> _Directions_:
Give back the lines below verbatim, omitting all pictures.

> _Task inputs_:
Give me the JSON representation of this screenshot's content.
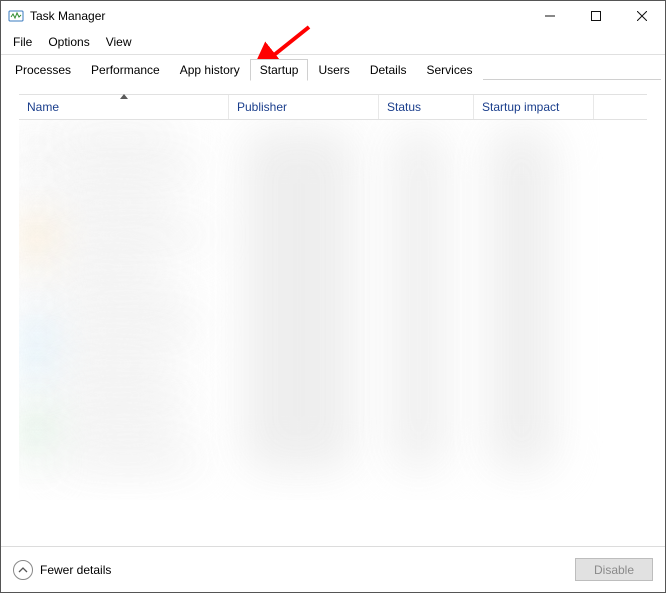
{
  "window": {
    "title": "Task Manager"
  },
  "menu": {
    "file": "File",
    "options": "Options",
    "view": "View"
  },
  "tabs": {
    "processes": "Processes",
    "performance": "Performance",
    "app_history": "App history",
    "startup": "Startup",
    "users": "Users",
    "details": "Details",
    "services": "Services",
    "active": "startup"
  },
  "columns": {
    "name": "Name",
    "publisher": "Publisher",
    "status": "Status",
    "impact": "Startup impact",
    "sort_column": "name",
    "sort_direction": "ascending"
  },
  "footer": {
    "fewer_details": "Fewer details",
    "disable": "Disable",
    "disable_enabled": false
  },
  "annotation": {
    "arrow_target": "tab-startup",
    "arrow_color": "#ff0000"
  }
}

> _Exercise output_:
Give me the JSON representation of this screenshot's content.
{
  "window": {
    "title": "Task Manager"
  },
  "menu": {
    "file": "File",
    "options": "Options",
    "view": "View"
  },
  "tabs": {
    "processes": "Processes",
    "performance": "Performance",
    "app_history": "App history",
    "startup": "Startup",
    "users": "Users",
    "details": "Details",
    "services": "Services",
    "active": "startup"
  },
  "columns": {
    "name": "Name",
    "publisher": "Publisher",
    "status": "Status",
    "impact": "Startup impact",
    "sort_column": "name",
    "sort_direction": "ascending"
  },
  "footer": {
    "fewer_details": "Fewer details",
    "disable": "Disable",
    "disable_enabled": false
  },
  "annotation": {
    "arrow_target": "tab-startup",
    "arrow_color": "#ff0000"
  }
}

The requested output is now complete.